6 in 10 Americans don't have $500 in savingsPosted: Updated:
If you were suddenly hit with a $500 unexpected bill, would you be able to cover it?
If the answer is no, you're not alone.
Nearly six in 10 Americans don't have enough savings to cover a $500 or $1,000 unplanned expense, according to a new report from Bankrate.
Only 41% of adults reported having enough in their savings account to cover a surprise bill of this magnitude. A little more than 20% said they would put it on a credit card, the report said, while 20% would cut their spending and 11% would turn to friends and family for financial assistance.
"This is a persistent American problem of how you should handle your finances and spending," said Jill Cornfield, retirement analyst for Bankrate.
But at least the number has improved. Last year, only 37% of Americans reported having enough savings to cover an expense of $500 or more.
Millennials were the most financially prepared to handle monetary headwinds with 47% of those aged 18-29 saying they could dip into savings to cover an unplanned expense, a substantial increase from 33% in 2014.
Personal finance experts tend to stress the importance of having an emergency fund to cover unanticipated expenses to avoid long-term financial damage.
"If you aren't set up to tap cash for something, it can derail you financially if you put it on credit card," said Cornfield. "The original expense can bloom because of interest."
Almost half of the 1,003 adults surveyed reported they or a family member faced a major financial expenditure in the past year.
"If you are human, have a pet, kids, a house or a place to live, something is going to happen that will cost you money," said Cornfield.
Creating a cash cushion can seem like an unrealistic task, especially for those living paycheck to paycheck.

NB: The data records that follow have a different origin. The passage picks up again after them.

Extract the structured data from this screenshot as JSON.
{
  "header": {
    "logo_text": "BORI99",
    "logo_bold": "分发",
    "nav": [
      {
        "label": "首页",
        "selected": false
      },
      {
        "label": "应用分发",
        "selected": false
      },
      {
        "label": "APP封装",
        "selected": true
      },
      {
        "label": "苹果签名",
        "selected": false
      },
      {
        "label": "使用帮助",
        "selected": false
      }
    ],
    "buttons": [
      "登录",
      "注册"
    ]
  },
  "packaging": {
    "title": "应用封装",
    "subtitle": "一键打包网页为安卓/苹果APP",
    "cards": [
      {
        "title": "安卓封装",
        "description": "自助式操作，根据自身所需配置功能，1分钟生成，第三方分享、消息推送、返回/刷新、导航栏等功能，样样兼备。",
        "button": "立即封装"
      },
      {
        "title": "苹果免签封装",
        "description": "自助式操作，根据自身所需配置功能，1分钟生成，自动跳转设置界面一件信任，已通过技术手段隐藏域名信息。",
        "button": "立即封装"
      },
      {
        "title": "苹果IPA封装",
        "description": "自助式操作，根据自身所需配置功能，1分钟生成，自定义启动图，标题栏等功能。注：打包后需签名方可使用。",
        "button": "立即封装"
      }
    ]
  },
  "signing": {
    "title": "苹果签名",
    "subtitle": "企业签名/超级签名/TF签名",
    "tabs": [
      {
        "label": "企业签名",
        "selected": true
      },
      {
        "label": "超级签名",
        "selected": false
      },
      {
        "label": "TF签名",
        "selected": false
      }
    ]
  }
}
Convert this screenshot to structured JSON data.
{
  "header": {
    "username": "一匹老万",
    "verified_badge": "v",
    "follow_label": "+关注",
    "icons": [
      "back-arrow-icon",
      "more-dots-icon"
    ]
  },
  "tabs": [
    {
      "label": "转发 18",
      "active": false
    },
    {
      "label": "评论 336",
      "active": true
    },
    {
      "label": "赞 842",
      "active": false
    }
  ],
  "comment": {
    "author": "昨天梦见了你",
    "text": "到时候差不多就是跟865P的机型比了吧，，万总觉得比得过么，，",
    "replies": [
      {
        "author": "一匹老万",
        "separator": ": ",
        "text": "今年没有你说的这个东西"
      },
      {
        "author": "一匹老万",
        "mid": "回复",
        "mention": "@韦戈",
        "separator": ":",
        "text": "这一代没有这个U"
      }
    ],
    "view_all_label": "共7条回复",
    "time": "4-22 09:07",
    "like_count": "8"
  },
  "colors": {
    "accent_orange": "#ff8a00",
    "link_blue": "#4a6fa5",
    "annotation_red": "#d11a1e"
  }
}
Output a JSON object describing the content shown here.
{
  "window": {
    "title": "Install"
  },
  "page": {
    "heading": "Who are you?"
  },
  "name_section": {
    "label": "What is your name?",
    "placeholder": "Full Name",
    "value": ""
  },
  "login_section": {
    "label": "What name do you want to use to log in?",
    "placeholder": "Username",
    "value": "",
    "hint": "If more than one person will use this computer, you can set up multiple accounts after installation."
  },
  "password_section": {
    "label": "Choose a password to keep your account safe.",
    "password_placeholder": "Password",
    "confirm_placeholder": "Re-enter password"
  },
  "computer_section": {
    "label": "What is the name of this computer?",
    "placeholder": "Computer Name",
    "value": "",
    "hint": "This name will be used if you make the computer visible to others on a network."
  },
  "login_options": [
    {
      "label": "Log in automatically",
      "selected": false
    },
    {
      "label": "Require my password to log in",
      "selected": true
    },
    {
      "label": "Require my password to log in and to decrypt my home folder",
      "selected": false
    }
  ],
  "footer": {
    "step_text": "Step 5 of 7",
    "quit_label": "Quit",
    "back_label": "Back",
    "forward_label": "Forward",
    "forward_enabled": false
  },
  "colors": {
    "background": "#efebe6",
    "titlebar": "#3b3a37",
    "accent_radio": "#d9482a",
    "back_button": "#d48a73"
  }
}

But Cornfield said there's usually some wiggle room in a budget to cut back.
"There are ways to track your spending and look where your money is going and find the holes and gaps," she said. "There are places you can cut back: daily coffee, alcohol, vacations, some people take several vacations, maybe cut back on one," said Cornfield.